I was rooting hard against the Grizzlies last Saturday. But to no avail. Packed in a club-level suite with the White Station Middle School softball team (their shortstop and leadoff batter is my favorite player), I watched Fresno erase a five-run Redbirds lead with six runs in the sixth inning, spurred by a pair of RBIs from Fresno Grizzlies first baseman Brett Pill. (Looking for an early season baseball stat to share with friends? Through Saturday’s game, Pill had driven in 47 runs in 32 games for Fresno. Can’t be long before he’s wearing a San Francisco Giants jersey.) Oddly enough, by game’s end, there seemed to be as many fans at AutoZone Park with “Grizzlies” on their shirt as “Redbirds.”
That Fresno rally happened merely minutes after another bunch of Grizzlies won a game you may have heard about, four blocks away from the ballpark at Third and Union. In Game 3 of their Western Conference semifinal series with Oklahoma City, the Grizzlies (Memphis variety) held Thunder All-Star Kevin Durant to merely 25 points to take a two-games-to-one lead. The few adults in that suite at AutoZone Park were staring at the TV dangling from the ceiling as Marc Gasol buried a pair of clutch, tie-breaking free throws in the game’s final minute to send more than 18,000 fans at FedExForum home happy. Or send them to AutoZone Park happy.

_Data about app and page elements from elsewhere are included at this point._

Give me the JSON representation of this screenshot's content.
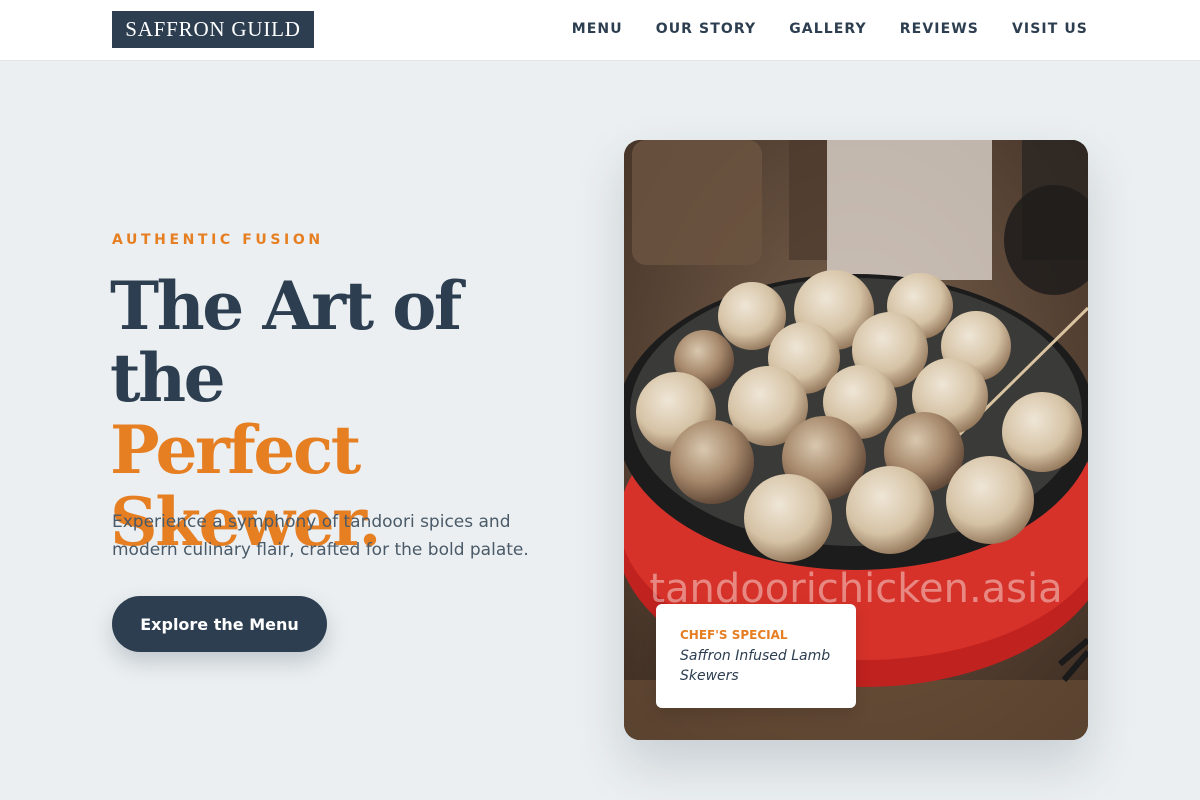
{
  "header": {
    "logo": "SAFFRON GUILD",
    "nav": [
      {
        "label": "MENU"
      },
      {
        "label": "OUR STORY"
      },
      {
        "label": "GALLERY"
      },
      {
        "label": "REVIEWS"
      },
      {
        "label": "VISIT US"
      }
    ]
  },
  "hero": {
    "eyebrow": "AUTHENTIC FUSION",
    "headline_line1": "The Art of the",
    "headline_line2": "Perfect",
    "headline_line3": "Skewer.",
    "lead": "Experience a symphony of tandoori spices and modern culinary flair, crafted for the bold palate.",
    "cta_label": "Explore the Menu"
  },
  "photo": {
    "watermark": "tandoorichicken.asia",
    "special": {
      "label": "CHEF'S SPECIAL",
      "name": "Saffron Infused Lamb Skewers"
    }
  },
  "colors": {
    "primary": "#2c3e50",
    "accent": "#e67e22",
    "background": "#ebeff1"
  }
}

Saturday was one of those nights that remind Memphians just how far the sports scene has come since the turn of the century. As recently as 1997, the best a local sports fan could do in this town come May would be a Double-A baseball game at Tim McCarver Stadium, unless some upstart circus league like the XFL was opening gates at the Liberty Bowl. Now? You can start a Saturday outing watching one of four NBA playoff series unfold at a world-class arena on Beale Street, then stroll 10 minutes north to catch a few at-bats from the top hitting prospect in baseball. (Redbirds outfielder Oscar Taveras may have had his mind on hoops Saturday, as he had one hit in five at bats with three strikeouts.) The literal overflow of an NBA audience at a baseball stadium was as inspiring as the David Freese highlights shown on AutoZone Park’s video board as part of the club’s “Two Outs-Two Strikes-No Problem” promotion.

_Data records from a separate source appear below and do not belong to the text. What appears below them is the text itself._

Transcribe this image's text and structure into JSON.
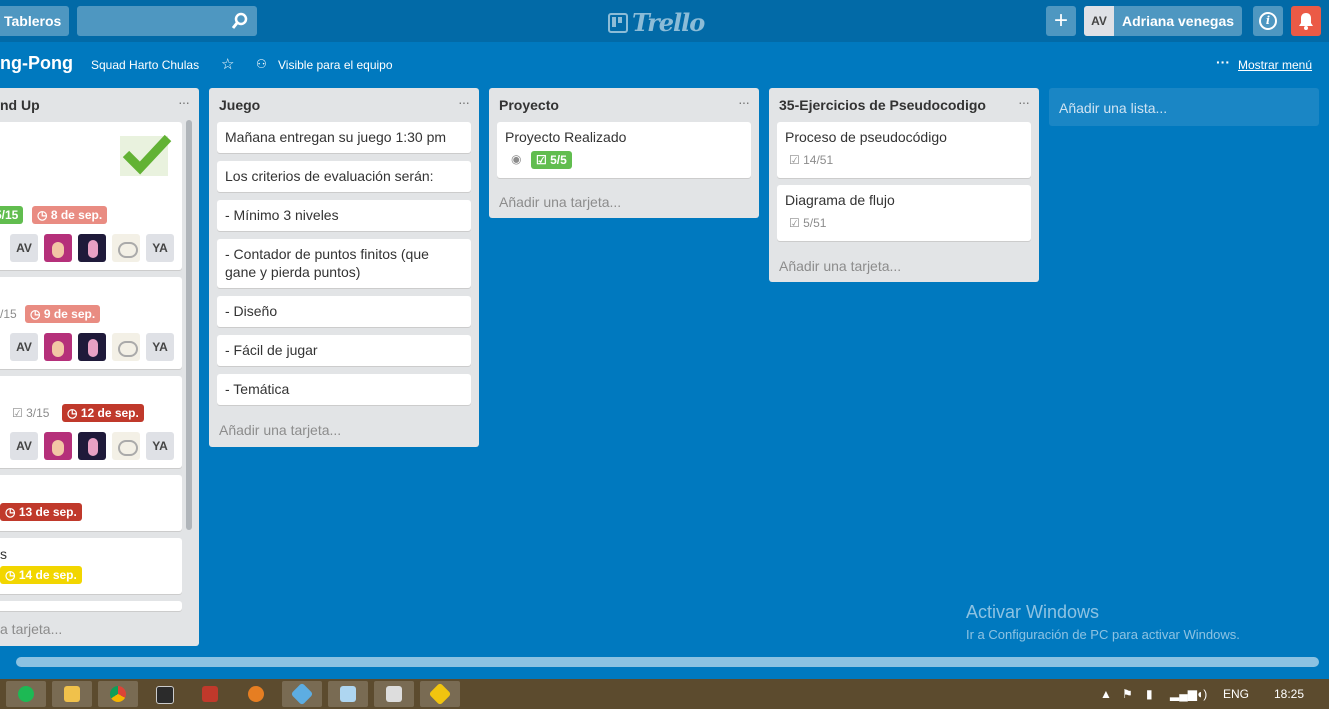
{
  "topbar": {
    "boards_label": "Tableros",
    "search_placeholder": "",
    "logo": "Trello",
    "user_initials": "AV",
    "user_name": "Adriana venegas"
  },
  "board": {
    "title": "ng-Pong",
    "team": "Squad Harto Chulas",
    "visibility": "Visible para el equipo",
    "menu_label": "Mostrar menú",
    "menu_dots": "···"
  },
  "lists": [
    {
      "title": "nd Up",
      "cards": [
        {
          "checklist": "5/15",
          "due": "8 de sep."
        },
        {
          "checklist": "/15",
          "due": "9 de sep."
        },
        {
          "checklist": "3/15",
          "due": "12 de sep."
        },
        {
          "due": "13 de sep."
        },
        {
          "text": "s",
          "due": "14 de sep."
        }
      ],
      "members": [
        "AV",
        "YA"
      ],
      "add_card": "a tarjeta..."
    },
    {
      "title": "Juego",
      "cards": [
        "Mañana entregan su juego 1:30 pm",
        "Los criterios de evaluación serán:",
        "- Mínimo 3 niveles",
        "- Contador de puntos finitos (que gane y pierda puntos)",
        "- Diseño",
        "- Fácil de jugar",
        "- Temática"
      ],
      "add_card": "Añadir una tarjeta..."
    },
    {
      "title": "Proyecto",
      "cards": [
        {
          "text": "Proyecto Realizado",
          "checklist": "5/5"
        }
      ],
      "add_card": "Añadir una tarjeta..."
    },
    {
      "title": "35-Ejercicios de Pseudocodigo",
      "cards": [
        {
          "text": "Proceso de pseudocódigo",
          "checklist": "14/51"
        },
        {
          "text": "Diagrama de flujo",
          "checklist": "5/51"
        }
      ],
      "add_card": "Añadir una tarjeta..."
    }
  ],
  "add_list": "Añadir una lista...",
  "watermark": {
    "line1": "Activar Windows",
    "line2": "Ir a Configuración de PC para activar Windows."
  },
  "taskbar": {
    "lang": "ENG",
    "time": "18:25"
  },
  "colors": {
    "board_bg": "#0079bf",
    "topbar": "#026aa7",
    "green_label": "#61bd4f",
    "red_label": "#eb5a46"
  }
}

After the baseball game, a 6-5 Grizzlies win, the Spartan softball team pulled out cell phones to record the fireworks show. All the color and explosive volume of the display seemed especially fitting for a spring night in downtown Memphis. I found myself wondering if these kids — all born after the Redbirds arrived in 1998 — had any idea how brilliant the show actually was.
• In line at the Redbirds team store Saturday night, I watched a boy walk up to the register with a 2012 team set of baseball cards. Visible through the plastic on top of the set was a card of Shelby Miller. And I wondered if the boy had a clue as to the new value of that baseball card. On May 10, 2012, Miller was a 3-2 pitcher with Memphis, struggling to find the stuff that had him ranked among baseball’s best young hurlers. On May 10, 2013 at Busch Stadium in St. Louis — the night before the boy took his card home from AutoZone Park — Miller essentially threw a perfect game one batter late. After giving up a single to Colorado’s Eric Young to open the game, Miller retired the next 27 Rockies in order, striking out 13 (a Cardinal rookie record) and not allowing so much as a walk. The win improved Miller’s record to 5-2 and lowered his ERA to 1.58. Much more of this and the name Bob Gibson will enter conversations. Enjoy those cards, kid. One of them might help pay for college someday.